Plain and simple.
Google won't publish "rules" of what is and isn't spam because those rules would constantly change as people find new ways to spam.
Google won't give examples of this is how to build a "Google Optimized Web Site" because then the value of all those web pages would be essentially the same.
Google probably won't give any more details as to what is spam because it would allow people to better optimize for Google thus making Google a place of mediocre SERPs. Do remember Google has trademarks for the way it does things so telling people how it does what it does so well would basically negate those trademarks.
No one is expecting Google to disclose their algo but merely to disclose in detail what they consider to be unacceptable.
The two are completely different and such disclosure would not lead to any banality in the serps but would at least level the playing field and also assist those who inadvertantly transgress. It would also put some depth and meaning into the spam reports which in the main seem to be ignored.
|Make pages for users, not for search engines. Don't deceive your users |
That takes care of a lot of stuff right there. Hidden links? Buh bye. Keyword stuffing (like a 6:1 ratio of keywords:content) - cya.
|and such disclosure would not lead to any banality in the serps but would at least level the playing field and also assist those who inadvertantly transgress |
For the purposes of discussion lets say there's 4 levels of 'spamality' of a page. White on one end - pristene, clean page. Black on the other, claking, spam, hidden text and links, etc. And throw in spam-lite and spam-heavy in the middle....
Google's gonna whack the black pages no matter if they publish a detailed, specific guideline.

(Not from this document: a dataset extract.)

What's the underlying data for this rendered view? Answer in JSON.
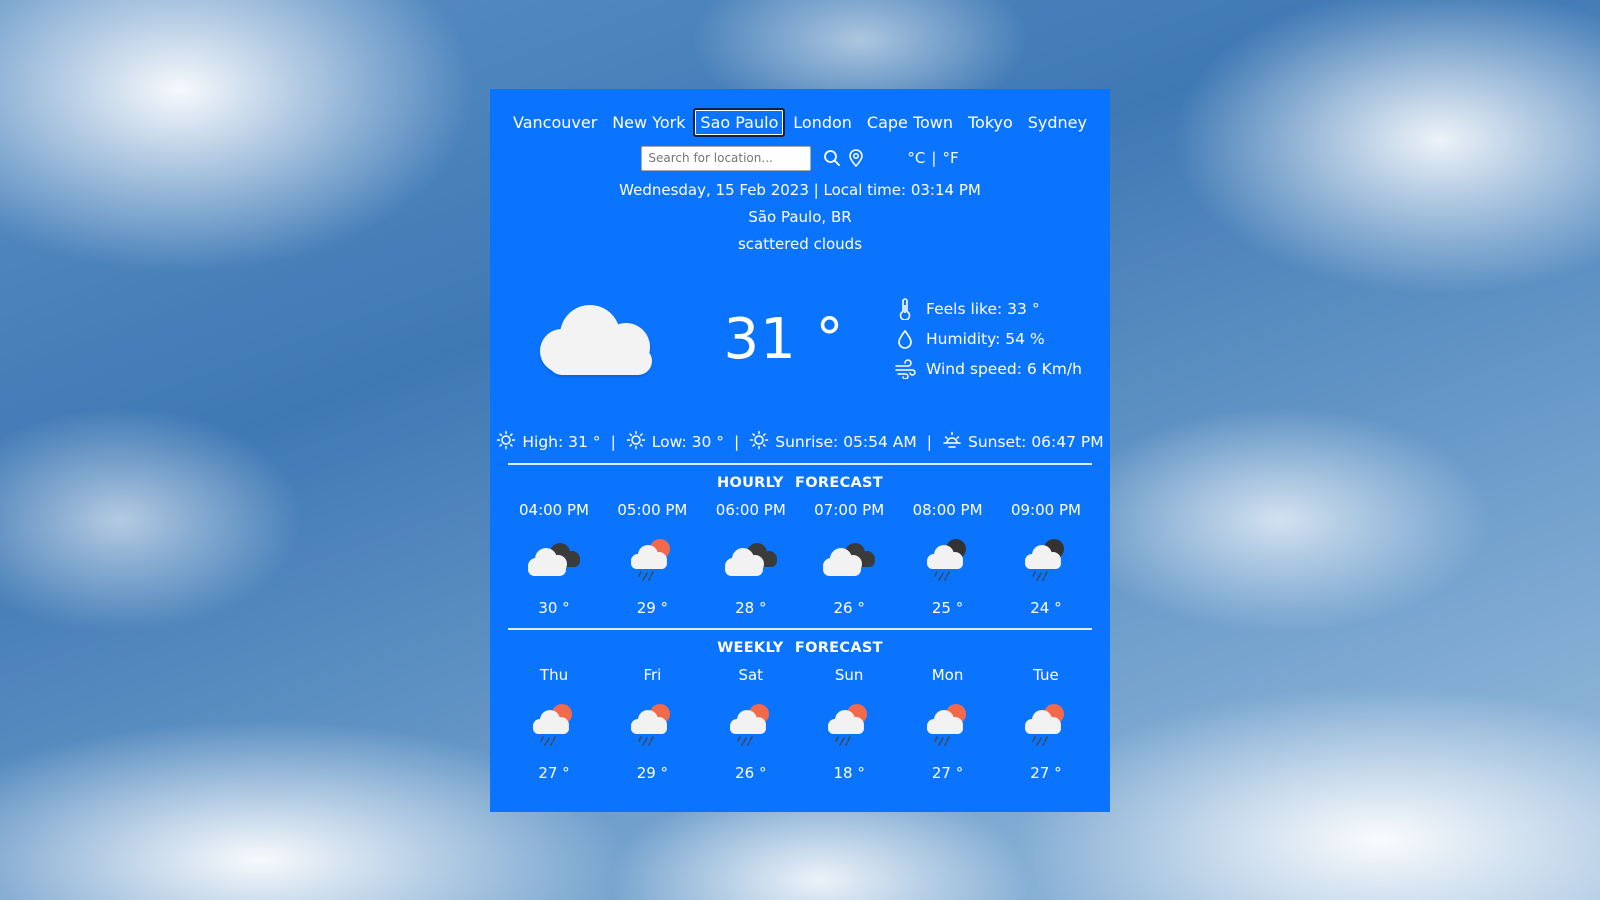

The other 3 are where this gets interesting.
If for the sake of argument presume webmasters, as you allude to, are hesitant to leave the white area for fear of bans due to 'inadvertant transgressions' we can say there are a very significant (possibly majority?) number of pages that fall into that category now.
If Google publishes a spec that legitimizes the spam-lite category (or most of that category with slight modifications) how does this help those "white" pages who have followed the old guidelines, "make pages for users, not search engines"? It doesnt, as those pages will most likely, fall in the SERPS as more pages go and become spam-lite types of pages.
Then, as webmasters update their pages and convergence is reached you've got a SE fill of spammy-ish pages. Why? All becuse they opened their mouth.
Then what if they have to make a change, how much notice do they give? And what about the (bank on it) bitching from those who 'didn't have long engough'?
Sometimes not saying anything is the best responce.
I think you will see what is unacceptable on here faster then any published guideline, judging by all the why has my site disapeared threads.
Well said Daroz.
--Not exactly fair or reasonable or a recipe for a successful future. --
Geee! It seems to be pretty successful so far!
The only people griping about it are webmasters!
The users get what they search for and that is what it is all about.
Sure, there are problems and Google is working to address them. I am confident that they will.
Publishing a road map is just like posting a speed limit. How much over it can you go with out getting a ticket. I like the approach they use now. If you make a clean site, using the basics you will have not a problem. If you try funny stuff, then you do so at you own risk and people know it.